A lot of activists set up web-based forums to communicate. If you’re responsible for setting up such a forum, make sure you take special care to secure it. Always make sure you use the latest version of the software that powers your website, as well as any plugins you’re using, and apply security updates promptly.
Turn on the web encryption technology HTTPS, and follow all of the best practices like strong cipher suites and HTTP Strict Transport Security. The certificate authority Let’s Encrypt makes this simple and free. Refuse to use forums on websites that still use HTTP, since the U.S. government spies on everything you post to those, including your password, when you log in, and makes it searchable in databases like XKEYSCORE.
Even with HTTPS, your group can still be spied on. At the very least, the government can see exactly which people are visiting your website. You might consider making this much more difficult by taking your website off the open internet completely and making it only accessible as a Tor onion service. Everyone in your group will need to use Tor Browser to access it, but this will make eavesdropping on you, or even realizing that you’re part of a group, much more difficult. The activist tech collective Riseup has published a best-practices guide for running Tor onion services.
Improve your password habits: I recently wrote some email security tips for the Clinton campaign, but these tips also apply to everyone. Use strong passwords, use a password manager so you can use a unique password for each site without having to memorize them all, and turn on two-factor authentication for applications that support it.

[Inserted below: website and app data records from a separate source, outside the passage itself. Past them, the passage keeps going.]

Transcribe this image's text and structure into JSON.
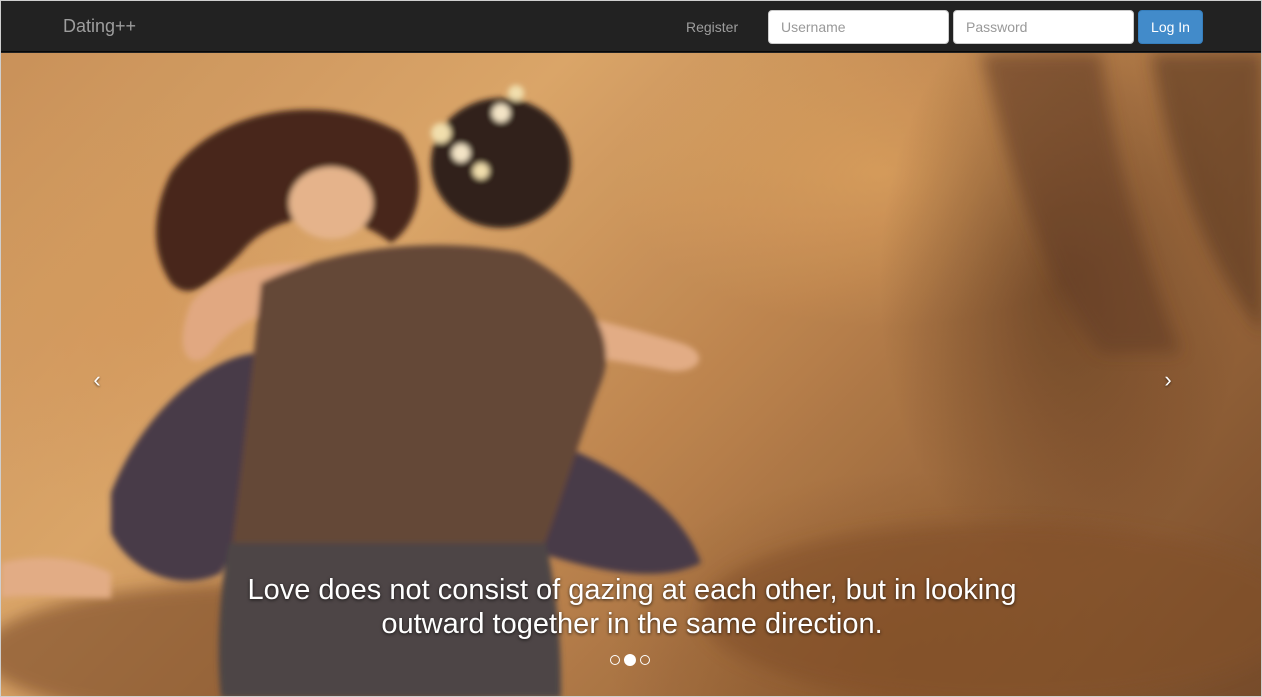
{
  "navbar": {
    "brand": "Dating++",
    "register_label": "Register",
    "username_placeholder": "Username",
    "password_placeholder": "Password",
    "login_label": "Log In"
  },
  "carousel": {
    "caption": "Love does not consist of gazing at each other, but in looking outward together in the same direction.",
    "prev_icon": "‹",
    "next_icon": "›",
    "slide_count": 3,
    "active_slide": 2
  },
  "colors": {
    "navbar_bg": "#222222",
    "navbar_text": "#9d9d9d",
    "button_primary": "#428bca"
  }
}
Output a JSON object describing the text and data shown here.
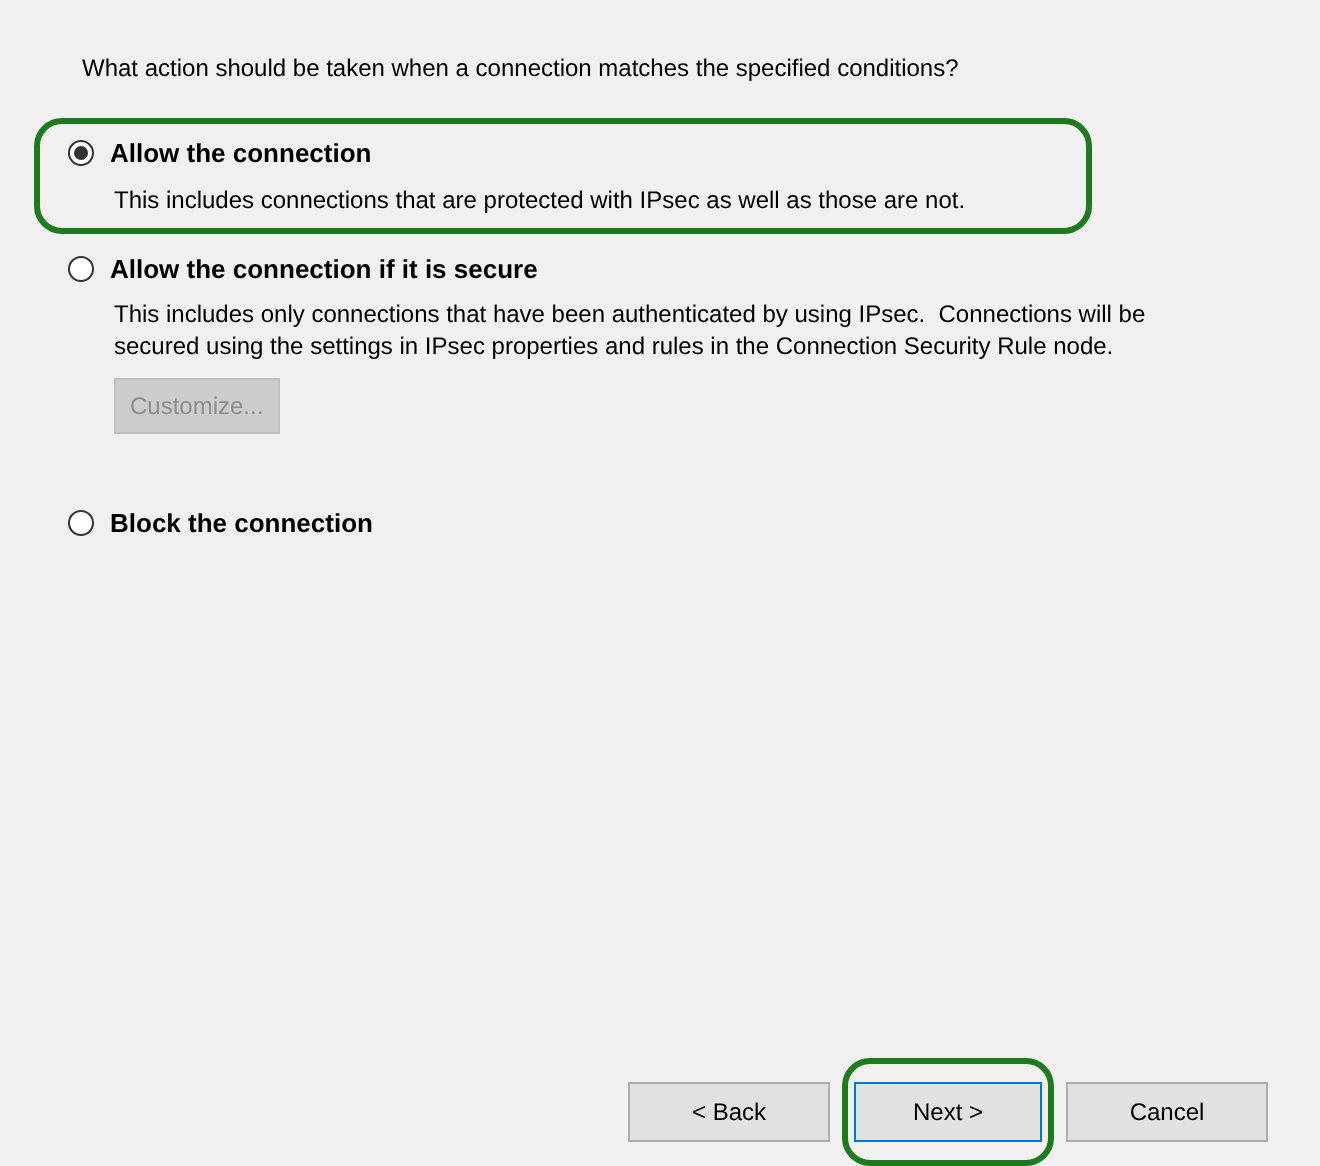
{
  "prompt": "What action should be taken when a connection matches the specified conditions?",
  "options": [
    {
      "label": "Allow the connection",
      "description": "This includes connections that are protected with IPsec as well as those are not.",
      "selected": true,
      "highlighted": true
    },
    {
      "label": "Allow the connection if it is secure",
      "description": "This includes only connections that have been authenticated by using IPsec.  Connections will be secured using the settings in IPsec properties and rules in the Connection Security Rule node.",
      "selected": false,
      "highlighted": false,
      "button": {
        "label": "Customize...",
        "disabled": true
      }
    },
    {
      "label": "Block the connection",
      "selected": false,
      "highlighted": false
    }
  ],
  "buttons": [
    {
      "label": "< Back",
      "focused": false,
      "highlighted": false
    },
    {
      "label": "Next >",
      "focused": true,
      "highlighted": true
    },
    {
      "label": "Cancel",
      "focused": false,
      "highlighted": false
    }
  ]
}
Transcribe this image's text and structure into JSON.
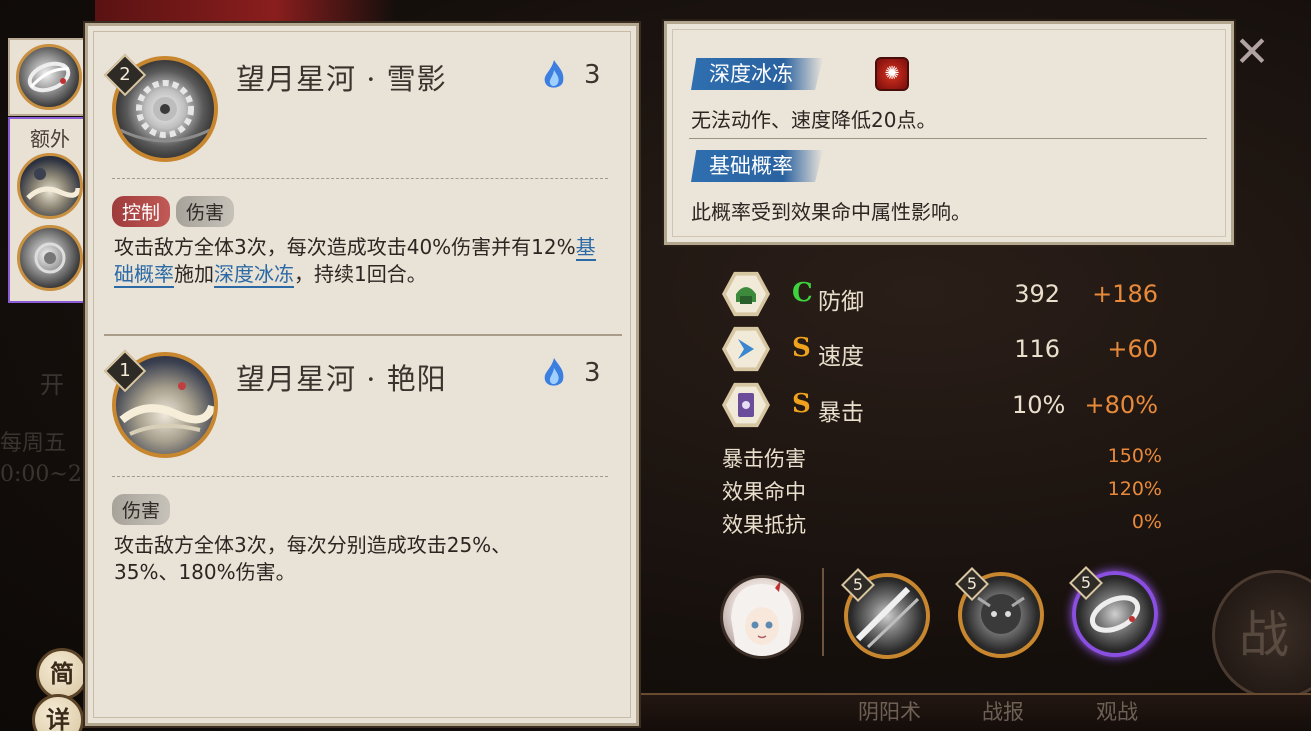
{
  "side_buttons": {
    "brief": "简",
    "detail": "详"
  },
  "thumbs": {
    "extra_label": "额外"
  },
  "skills": [
    {
      "level": "2",
      "name": "望月星河 · 雪影",
      "cost": "3",
      "tags": [
        "控制",
        "伤害"
      ],
      "desc_part1": "攻击敌方全体3次，每次造成攻击40%伤害并有12%",
      "kw1": "基础概率",
      "desc_part2": "施加",
      "kw2": "深度冰冻",
      "desc_part3": "，持续1回合。"
    },
    {
      "level": "1",
      "name": "望月星河 · 艳阳",
      "cost": "3",
      "tags": [
        "伤害"
      ],
      "desc": "攻击敌方全体3次，每次分别造成攻击25%、35%、180%伤害。"
    }
  ],
  "tooltip": {
    "section1_title": "深度冰冻",
    "section1_text": "无法动作、速度降低20点。",
    "section2_title": "基础概率",
    "section2_text": "此概率受到效果命中属性影响。"
  },
  "stats": [
    {
      "name": "防御",
      "grade": "C",
      "grade_color": "#3ed43e",
      "base": "392",
      "add": "+186",
      "icon": "helmet-icon"
    },
    {
      "name": "速度",
      "grade": "S",
      "grade_color": "#f0a21e",
      "base": "116",
      "add": "+60",
      "icon": "arrow-icon"
    },
    {
      "name": "暴击",
      "grade": "S",
      "grade_color": "#f0a21e",
      "base": "10%",
      "add": "+80%",
      "icon": "scroll-icon"
    }
  ],
  "sub_stats": [
    {
      "name": "暴击伤害",
      "value": "150%"
    },
    {
      "name": "效果命中",
      "value": "120%"
    },
    {
      "name": "效果抵抗",
      "value": "0%"
    }
  ],
  "souls": [
    {
      "level": "5"
    },
    {
      "level": "5"
    },
    {
      "level": "5"
    }
  ],
  "bottom_tabs": [
    "阴阳术",
    "战报",
    "观战"
  ],
  "background": {
    "left_text_1": "开",
    "left_text_2": "每周五",
    "left_text_3": "0:00~2",
    "battle": "战"
  },
  "colors": {
    "accent_blue": "#2c6aa5",
    "bonus_orange": "#e88a3a",
    "active_purple": "#8a4ee0"
  }
}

Turn on full disk encryption: If someone gets physical access to your computer and you aren’t using disk encryption, they can very easily steal all of your files. It doesn’t matter if you have a good password or not because they can simply remove your hard drive to access all of your data. Follow these instructions for encrypting your laptop in Windows, Mac OS X, and Linux.
Install all updates promptly: Updates fix security bugs, so every day you haven’t installed them is a day you’re vulnerable to attack. People all too quickly dismiss windows that tell them their software is out of date — don’t ignore these. Update all of your software, and it will be much, much harder for anyone to hack you.
Use virtual machines to compartmentalize: You can get hacked by installing the wrong program or opening the wrong email attachment, and if that happens the attacker can access all of your files, log your keystrokes, take screenshots, and even listen to your microphone and watch through your webcam. It’s possible to isolate the most risky files and programs from other parts of your computer using technology called virtual machines. This article explains how to use them.
If your activism involves handling secrets — planning nonviolent direct action campaigns, gathering evidence for a lawsuit, trafficking in leaked documents — and it’s conceivable that you might be targeted by the FBI, CIA, or NSA, you should be using the open source operating system called Qubes.
Qubes is not the simplest to switch to if you’re coming from Windows or a Mac, but if you have secrets to protect it’s absolutely worth it. With Qubes, you can compartmentalize your computer to work exactly as you want, so that if one part of it gets hacked, the rest of it remains secure. Here are some of the things you can do with Qubes that you can’t do with Windows, Mac OS X, or normal Linux distributions:
Qubes is a relatively new operating system and usability isn’t yet its strongest point. It requires a lot of typing commands into terminal windows if you want to be a power user, so it’s not for everyone. If you’d like to learn more about Qubes, you might be interested in watching this half-hour video tour explaining how it works.
But if you’re looking to invest time and energy into securing your computer from hackers (and you should, if you’re taking a big risk with your activism), Qubes is absolutely the place to start.